[Supplied records]:
=== Section Start ===

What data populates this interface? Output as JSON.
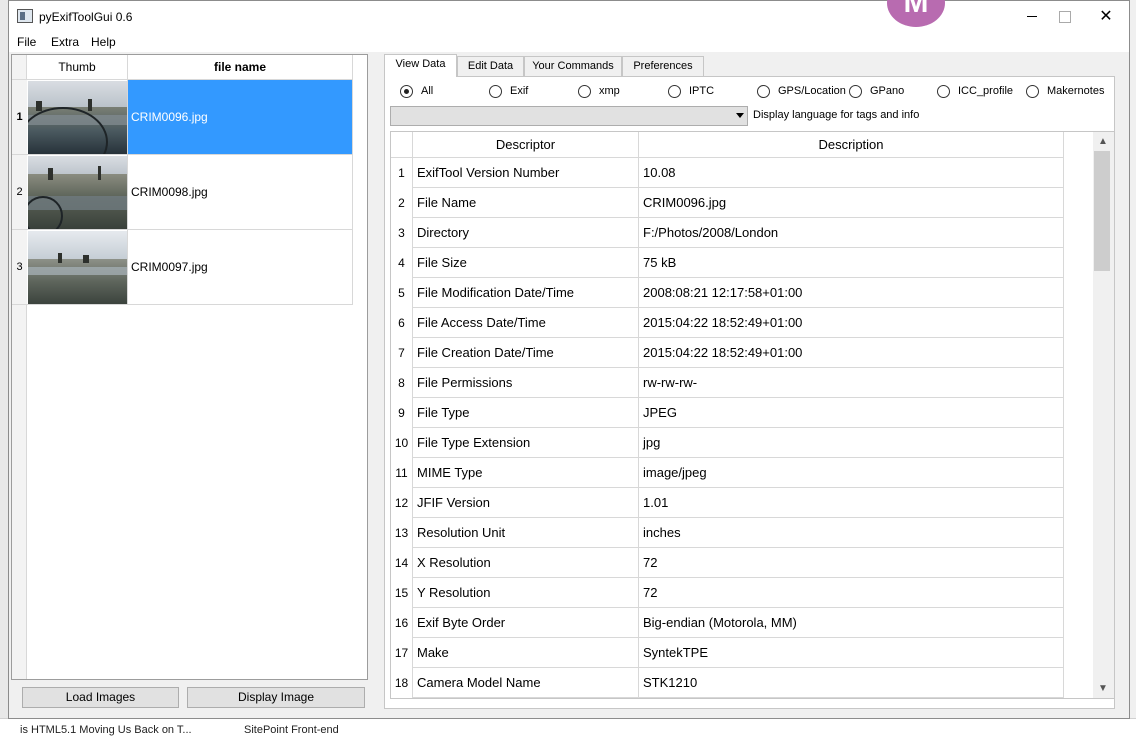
{
  "window": {
    "title": "pyExifToolGui 0.6",
    "avatar_letter": "M",
    "close_glyph": "✕"
  },
  "menu": [
    "File",
    "Extra",
    "Help"
  ],
  "images": {
    "headers": {
      "thumb": "Thumb",
      "file_name": "file name"
    },
    "rows": [
      {
        "num": "1",
        "file": "CRIM0096.jpg",
        "selected": true
      },
      {
        "num": "2",
        "file": "CRIM0098.jpg",
        "selected": false
      },
      {
        "num": "3",
        "file": "CRIM0097.jpg",
        "selected": false
      }
    ]
  },
  "buttons": {
    "load": "Load Images",
    "display": "Display Image"
  },
  "tabs": [
    "View Data",
    "Edit Data",
    "Your Commands",
    "Preferences"
  ],
  "active_tab": "View Data",
  "filters": {
    "options": [
      "All",
      "Exif",
      "xmp",
      "IPTC",
      "GPS/Location",
      "GPano",
      "ICC_profile",
      "Makernotes"
    ],
    "selected": "All"
  },
  "language": {
    "selected": "",
    "label": "Display language for tags and info"
  },
  "exif_table": {
    "headers": {
      "descriptor": "Descriptor",
      "description": "Description"
    },
    "rows": [
      {
        "n": "1",
        "k": "ExifTool Version Number",
        "v": "10.08"
      },
      {
        "n": "2",
        "k": "File Name",
        "v": "CRIM0096.jpg"
      },
      {
        "n": "3",
        "k": "Directory",
        "v": "F:/Photos/2008/London"
      },
      {
        "n": "4",
        "k": "File Size",
        "v": "75 kB"
      },
      {
        "n": "5",
        "k": "File Modification Date/Time",
        "v": "2008:08:21 12:17:58+01:00"
      },
      {
        "n": "6",
        "k": "File Access Date/Time",
        "v": "2015:04:22 18:52:49+01:00"
      },
      {
        "n": "7",
        "k": "File Creation Date/Time",
        "v": "2015:04:22 18:52:49+01:00"
      },
      {
        "n": "8",
        "k": "File Permissions",
        "v": "rw-rw-rw-"
      },
      {
        "n": "9",
        "k": "File Type",
        "v": "JPEG"
      },
      {
        "n": "10",
        "k": "File Type Extension",
        "v": "jpg"
      },
      {
        "n": "11",
        "k": "MIME Type",
        "v": "image/jpeg"
      },
      {
        "n": "12",
        "k": "JFIF Version",
        "v": "1.01"
      },
      {
        "n": "13",
        "k": "Resolution Unit",
        "v": "inches"
      },
      {
        "n": "14",
        "k": "X Resolution",
        "v": "72"
      },
      {
        "n": "15",
        "k": "Y Resolution",
        "v": "72"
      },
      {
        "n": "16",
        "k": "Exif Byte Order",
        "v": "Big-endian (Motorola, MM)"
      },
      {
        "n": "17",
        "k": "Make",
        "v": "SyntekTPE"
      },
      {
        "n": "18",
        "k": "Camera Model Name",
        "v": "STK1210"
      }
    ]
  },
  "taskbar": {
    "item1": "is HTML5.1 Moving Us Back on T...",
    "item2": "SitePoint Front-end"
  },
  "colors": {
    "selection": "#3399ff",
    "avatar": "#b86bb0"
  }
}
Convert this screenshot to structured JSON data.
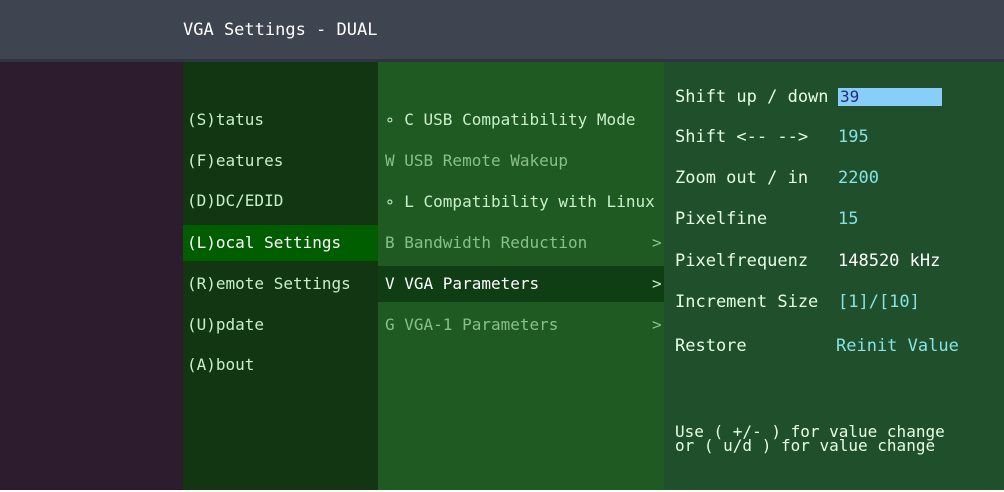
{
  "window": {
    "title": "VGA Settings - DUAL"
  },
  "main_menu": [
    {
      "label": "(S)tatus"
    },
    {
      "label": "(F)eatures"
    },
    {
      "label": "(D)DC/EDID"
    },
    {
      "label": "(L)ocal  Settings"
    },
    {
      "label": "(R)emote Settings"
    },
    {
      "label": "(U)pdate"
    },
    {
      "label": "(A)bout"
    }
  ],
  "submenu": [
    {
      "label": "∘ C USB Compatibility Mode"
    },
    {
      "label": "  W USB Remote Wakeup"
    },
    {
      "label": "∘ L Compatibility with Linux"
    },
    {
      "label": "  B Bandwidth Reduction"
    },
    {
      "label": "  V VGA   Parameters"
    },
    {
      "label": "  G VGA-1 Parameters"
    }
  ],
  "params": {
    "shift_updown": {
      "label": "Shift up / down",
      "value": "39"
    },
    "shift_lr": {
      "label": "Shift <-- -->",
      "value": "195"
    },
    "zoom": {
      "label": "Zoom out / in",
      "value": "2200"
    },
    "pixelfine": {
      "label": "Pixelfine",
      "value": "15"
    },
    "pixelfreq": {
      "label": "Pixelfrequenz",
      "value": "148520 kHz"
    },
    "increment": {
      "label": "Increment Size",
      "value": "[1]/[10]"
    },
    "restore": {
      "label": "Restore",
      "value": "Reinit Value"
    }
  },
  "help": {
    "line1": "Use ( +/- ) for value change",
    "line2": "or  ( u/d ) for value change"
  },
  "colors": {
    "titlebar": "#3e4550",
    "main_menu_bg": "#113611",
    "submenu_bg": "#1e5a22",
    "params_bg": "#1f4f2b",
    "value_text": "#86e2e5",
    "input_highlight": "#87cef9"
  }
}
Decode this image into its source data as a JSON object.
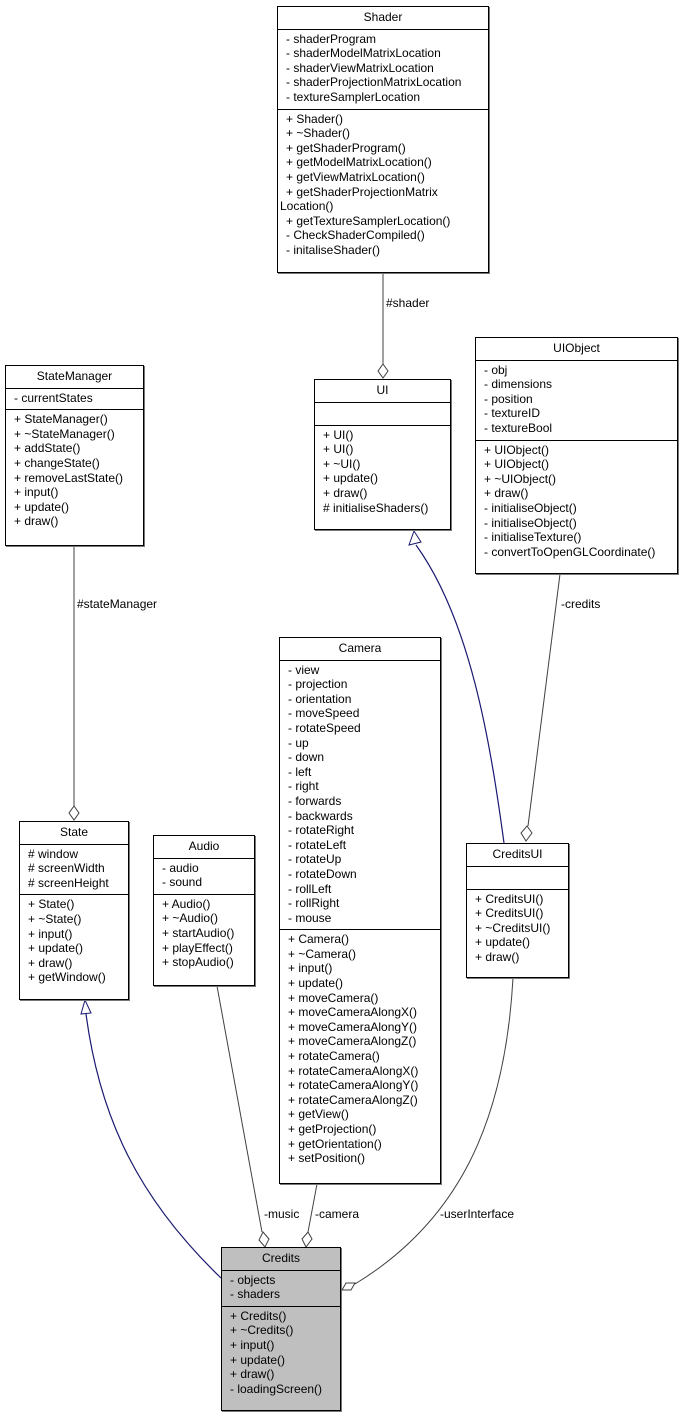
{
  "diagram": {
    "type": "uml-collaboration",
    "focus_class": "Credits",
    "colors": {
      "focus_fill": "#bfbfbf",
      "inheritance_edge": "#191970",
      "association_edge": "#404040"
    }
  },
  "classes": {
    "shader": {
      "name": "Shader",
      "attributes": [
        "- shaderProgram",
        "- shaderModelMatrixLocation",
        "- shaderViewMatrixLocation",
        "- shaderProjectionMatrixLocation",
        "- textureSamplerLocation"
      ],
      "methods": [
        "+ Shader()",
        "+ ~Shader()",
        "+ getShaderProgram()",
        "+ getModelMatrixLocation()",
        "+ getViewMatrixLocation()",
        "+ getShaderProjectionMatrix",
        "Location()",
        "+ getTextureSamplerLocation()",
        "- CheckShaderCompiled()",
        "- initaliseShader()"
      ]
    },
    "statemanager": {
      "name": "StateManager",
      "attributes": [
        "- currentStates"
      ],
      "methods": [
        "+ StateManager()",
        "+ ~StateManager()",
        "+ addState()",
        "+ changeState()",
        "+ removeLastState()",
        "+ input()",
        "+ update()",
        "+ draw()"
      ]
    },
    "ui": {
      "name": "UI",
      "attributes": [],
      "methods": [
        "+ UI()",
        "+ UI()",
        "+ ~UI()",
        "+ update()",
        "+ draw()",
        "# initialiseShaders()"
      ]
    },
    "uiobject": {
      "name": "UIObject",
      "attributes": [
        "- obj",
        "- dimensions",
        "- position",
        "- textureID",
        "- textureBool"
      ],
      "methods": [
        "+ UIObject()",
        "+ UIObject()",
        "+ ~UIObject()",
        "+ draw()",
        "- initialiseObject()",
        "- initialiseObject()",
        "- initialiseTexture()",
        "- convertToOpenGLCoordinate()"
      ]
    },
    "camera": {
      "name": "Camera",
      "attributes": [
        "- view",
        "- projection",
        "- orientation",
        "- moveSpeed",
        "- rotateSpeed",
        "- up",
        "- down",
        "- left",
        "- right",
        "- forwards",
        "- backwards",
        "- rotateRight",
        "- rotateLeft",
        "- rotateUp",
        "- rotateDown",
        "- rollLeft",
        "- rollRight",
        "- mouse"
      ],
      "methods": [
        "+ Camera()",
        "+ ~Camera()",
        "+ input()",
        "+ update()",
        "+ moveCamera()",
        "+ moveCameraAlongX()",
        "+ moveCameraAlongY()",
        "+ moveCameraAlongZ()",
        "+ rotateCamera()",
        "+ rotateCameraAlongX()",
        "+ rotateCameraAlongY()",
        "+ rotateCameraAlongZ()",
        "+ getView()",
        "+ getProjection()",
        "+ getOrientation()",
        "+ setPosition()"
      ]
    },
    "state": {
      "name": "State",
      "attributes": [
        "# window",
        "# screenWidth",
        "# screenHeight"
      ],
      "methods": [
        "+ State()",
        "+ ~State()",
        "+ input()",
        "+ update()",
        "+ draw()",
        "+ getWindow()"
      ]
    },
    "audio": {
      "name": "Audio",
      "attributes": [
        "- audio",
        "- sound"
      ],
      "methods": [
        "+ Audio()",
        "+ ~Audio()",
        "+ startAudio()",
        "+ playEffect()",
        "+ stopAudio()"
      ]
    },
    "creditsui": {
      "name": "CreditsUI",
      "attributes": [],
      "methods": [
        "+ CreditsUI()",
        "+ CreditsUI()",
        "+ ~CreditsUI()",
        "+ update()",
        "+ draw()"
      ]
    },
    "credits": {
      "name": "Credits",
      "attributes": [
        "- objects",
        "- shaders"
      ],
      "methods": [
        "+ Credits()",
        "+ ~Credits()",
        "+ input()",
        "+ update()",
        "+ draw()",
        "- loadingScreen()"
      ]
    }
  },
  "edges": [
    {
      "from": "Shader",
      "to": "UI",
      "kind": "aggregation",
      "label": "#shader"
    },
    {
      "from": "StateManager",
      "to": "State",
      "kind": "aggregation",
      "label": "#stateManager"
    },
    {
      "from": "CreditsUI",
      "to": "UI",
      "kind": "inheritance",
      "label": ""
    },
    {
      "from": "UIObject",
      "to": "CreditsUI",
      "kind": "aggregation",
      "label": "-credits"
    },
    {
      "from": "Credits",
      "to": "State",
      "kind": "inheritance",
      "label": ""
    },
    {
      "from": "Audio",
      "to": "Credits",
      "kind": "aggregation",
      "label": "-music"
    },
    {
      "from": "Camera",
      "to": "Credits",
      "kind": "aggregation",
      "label": "-camera"
    },
    {
      "from": "CreditsUI",
      "to": "Credits",
      "kind": "aggregation",
      "label": "-userInterface"
    }
  ]
}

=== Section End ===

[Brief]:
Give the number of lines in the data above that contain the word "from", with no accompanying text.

[Result of the task]:
8